Yes you want to use it coupled with hardware predictive failure analysis tools. In order to achieve Higher Availabilty, but I don't think the WholeSale HA part is real HA.

WholeSale HA isn't going to be fast enough for most of the business critical environments.
You simply cannot afford to reboot or even boot a full machine and the related downtime that brings for your service.

So yes a best effort combination, but with a strong focus on the application state would be preferred. WholeSale is a good start .. but it's definitely not where you want to stop.

Sep 24 2008

Bug in ifconfig ?

So earlier this week I ran into the weirdest problem with Linux-HA. Heartbeat was happily adding an IP address as an active resource so one of my nodes when needed, but upon removal it failed to remove the IP from the stack. Further debugging learned that the Heartbeat scripts claimed the ip wasn't on the actual stack.

It was.. but it the output from ifconfig was different from what it expected it to be.

Heartbeat checks the output of ifconfig and expects to find the IP address it added itselve to be on a :0 or similar interface. Now ifconfig only seems output 8 characters for the interface name Which means that when you have an interface called eth0:0 the output perfectly lists it and heartbea
t is smart enough to remove the ip again when the node goes to standby. If however you have a vlan with 3 digits on a bond interface Heartbeat will add :0 to bond0.129 , the Heartbeat resource will add the ip address perfectly but opon checking all the :0 interfaces the bond0.129:0 interface won't be parsed as ifconfig outputs it as bond0.129 , hence resulting in a potential painfull situation where 2 nodes still share an IP address.

So where's the actual problem ifconfig, or heartbeat, I'd say both, but the easiest fix will be in Heartbeat, afterall there are other preferred ways of adding an ip addres to an interface. ip addr add comes to mind :)

So I filed a bug report :)

Dec 17 2007

Integrating HA and Virtualization

Alan Robertson is discussing how Managed Virtualization (including HA) conflicts with System Management

He has some interesting points regarding managing infrastructure , in his vision there are just too much layers that don't talk to eachother .
He also points out some of the issues with CIM and SNMP .

Alan thinks the ideal way to go is to have your HA solution manage your Virtualization also.

I`m wondering if this doesn't add too much complexity.

If you are already making sure the services in your virtual machines are highly available, then why would you want to add another layer of complexity ? Surely the idea of being able to migrate virtual machines around sounds tempting but do we really need that extra layer of complexity ?

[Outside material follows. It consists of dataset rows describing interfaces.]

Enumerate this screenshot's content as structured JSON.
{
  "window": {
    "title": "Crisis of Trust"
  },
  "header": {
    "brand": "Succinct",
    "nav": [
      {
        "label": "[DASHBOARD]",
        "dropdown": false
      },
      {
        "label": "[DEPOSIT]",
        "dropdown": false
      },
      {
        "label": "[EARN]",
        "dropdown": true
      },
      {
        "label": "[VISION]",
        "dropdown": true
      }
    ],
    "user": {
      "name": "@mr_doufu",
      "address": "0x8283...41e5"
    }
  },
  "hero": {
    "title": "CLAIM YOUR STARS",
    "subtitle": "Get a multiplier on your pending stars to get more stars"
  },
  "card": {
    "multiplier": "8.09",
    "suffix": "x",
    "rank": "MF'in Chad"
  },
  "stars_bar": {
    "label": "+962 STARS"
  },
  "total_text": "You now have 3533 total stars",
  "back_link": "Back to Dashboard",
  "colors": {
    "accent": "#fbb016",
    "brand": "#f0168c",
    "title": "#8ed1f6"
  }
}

I've explained that migrating a virtual machine to another server won't help you when your apps crash or when your physical server fails.

But keeping an overview of which services are running where from 1 place seems like an interesting idea.

I've been tinkering about using the resource concept of Linux-HA however to serve another purpose than pure high availability. You might want to use its constraints to define how many virtual machines should run on and how much resources they can use on a certain physical machine. Hence create a loadbalancing infrastructure with it.

(I`m really really hoping someone now replies to this with a url which gives me a HAResource that does Live Migration :))